> **INFORMATION PROVIDED**

====

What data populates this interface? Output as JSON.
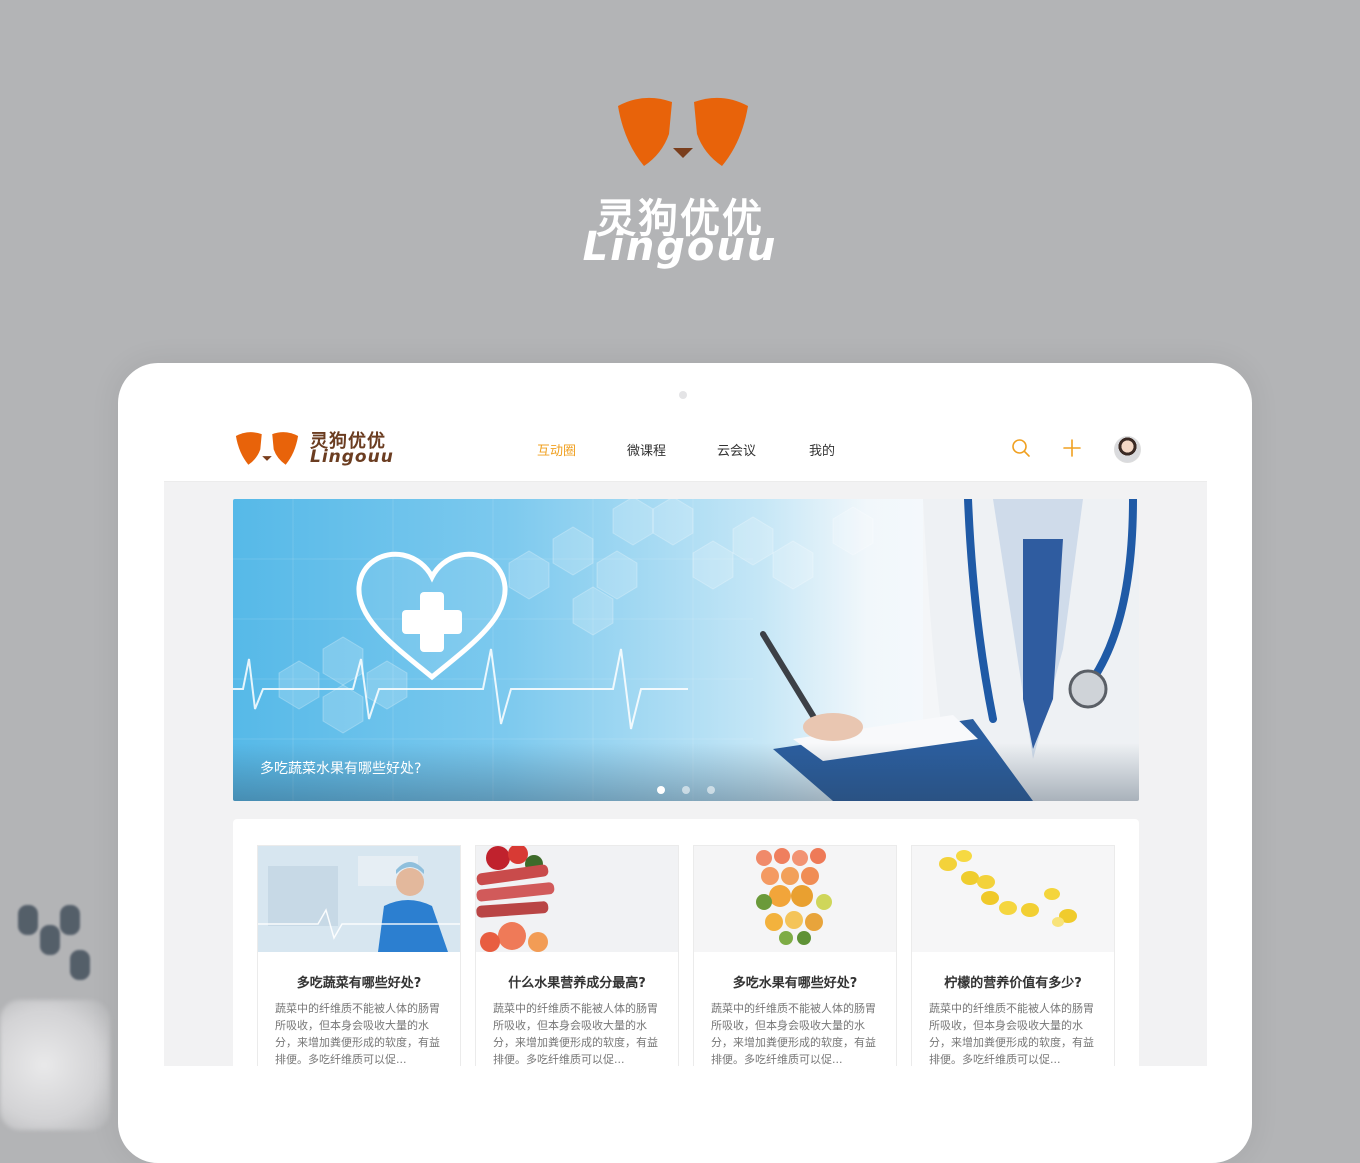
{
  "hero": {
    "brand_cn": "灵狗优优",
    "brand_en": "Lingouu"
  },
  "nav": {
    "brand_cn": "灵狗优优",
    "brand_en": "Lingouu",
    "tabs": [
      {
        "label": "互动圈",
        "active": true
      },
      {
        "label": "微课程",
        "active": false
      },
      {
        "label": "云会议",
        "active": false
      },
      {
        "label": "我的",
        "active": false
      }
    ],
    "icons": [
      "search-icon",
      "plus-icon",
      "avatar"
    ]
  },
  "banner": {
    "caption": "多吃蔬菜水果有哪些好处?",
    "slide_count": 3,
    "active_slide": 1
  },
  "cards": [
    {
      "title": "多吃蔬菜有哪些好处?",
      "desc": "蔬菜中的纤维质不能被人体的肠胃所吸收，但本身会吸收大量的水分，来增加粪便形成的软度，有益排便。多吃纤维质可以促...",
      "image": "doctor"
    },
    {
      "title": "什么水果营养成分最高?",
      "desc": "蔬菜中的纤维质不能被人体的肠胃所吸收，但本身会吸收大量的水分，来增加粪便形成的软度，有益排便。多吃纤维质可以促...",
      "image": "fruits-rhubarb"
    },
    {
      "title": "多吃水果有哪些好处?",
      "desc": "蔬菜中的纤维质不能被人体的肠胃所吸收，但本身会吸收大量的水分，来增加粪便形成的软度，有益排便。多吃纤维质可以促...",
      "image": "citrus-arrangement"
    },
    {
      "title": "柠檬的营养价值有多少?",
      "desc": "蔬菜中的纤维质不能被人体的肠胃所吸收，但本身会吸收大量的水分，来增加粪便形成的软度，有益排便。多吃纤维质可以促...",
      "image": "lemons"
    }
  ],
  "colors": {
    "brand_orange": "#e8630a",
    "accent": "#f0a020",
    "brand_brown": "#6b3d21",
    "background": "#b3b4b6"
  }
}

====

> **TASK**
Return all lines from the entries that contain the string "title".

> **ANSWER BOX**
      "title": "多吃蔬菜有哪些好处?",
      "title": "什么水果营养成分最高?",
      "title": "多吃水果有哪些好处?",
      "title": "柠檬的营养价值有多少?",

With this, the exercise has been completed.